Work task>
What you give back must match the data below character for character.

Records shown>
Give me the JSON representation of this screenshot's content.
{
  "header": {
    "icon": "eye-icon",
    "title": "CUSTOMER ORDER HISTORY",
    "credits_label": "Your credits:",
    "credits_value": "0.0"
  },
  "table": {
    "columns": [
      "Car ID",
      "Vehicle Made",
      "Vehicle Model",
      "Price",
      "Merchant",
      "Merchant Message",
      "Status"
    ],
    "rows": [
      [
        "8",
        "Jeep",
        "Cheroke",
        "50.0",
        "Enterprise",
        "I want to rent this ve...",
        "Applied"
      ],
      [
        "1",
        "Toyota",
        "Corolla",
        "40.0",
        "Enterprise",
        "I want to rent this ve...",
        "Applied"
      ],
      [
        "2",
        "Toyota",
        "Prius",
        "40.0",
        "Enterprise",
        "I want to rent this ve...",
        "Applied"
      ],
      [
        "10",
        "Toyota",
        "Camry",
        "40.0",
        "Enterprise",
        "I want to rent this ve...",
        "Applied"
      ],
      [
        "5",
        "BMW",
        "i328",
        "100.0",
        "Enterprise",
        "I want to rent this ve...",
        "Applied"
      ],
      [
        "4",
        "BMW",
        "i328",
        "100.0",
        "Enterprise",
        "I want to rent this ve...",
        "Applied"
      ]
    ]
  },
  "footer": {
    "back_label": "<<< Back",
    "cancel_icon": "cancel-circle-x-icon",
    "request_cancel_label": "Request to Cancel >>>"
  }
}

Completed task>
Give me the JSON representation of this screenshot's content.
{
  "header": {
    "icon": "eye-icon",
    "title": "CUSTOMER ORDER HISTORY",
    "credits_label": "Your credits:",
    "credits_value": "0.0"
  },
  "table": {
    "columns": [
      "Car ID",
      "Vehicle Made",
      "Vehicle Model",
      "Price",
      "Merchant",
      "Merchant Message",
      "Status"
    ],
    "rows": [
      [
        "8",
        "Jeep",
        "Cheroke",
        "50.0",
        "Enterprise",
        "I want to rent this ve...",
        "Applied"
      ],
      [
        "1",
        "Toyota",
        "Corolla",
        "40.0",
        "Enterprise",
        "I want to rent this ve...",
        "Applied"
      ],
      [
        "2",
        "Toyota",
        "Prius",
        "40.0",
        "Enterprise",
        "I want to rent this ve...",
        "Applied"
      ],
      [
        "10",
        "Toyota",
        "Camry",
        "40.0",
        "Enterprise",
        "I want to rent this ve...",
        "Applied"
      ],
      [
        "5",
        "BMW",
        "i328",
        "100.0",
        "Enterprise",
        "I want to rent this ve...",
        "Applied"
      ],
      [
        "4",
        "BMW",
        "i328",
        "100.0",
        "Enterprise",
        "I want to rent this ve...",
        "Applied"
      ]
    ]
  },
  "footer": {
    "back_label": "<<< Back",
    "cancel_icon": "cancel-circle-x-icon",
    "request_cancel_label": "Request to Cancel >>>"
  }
}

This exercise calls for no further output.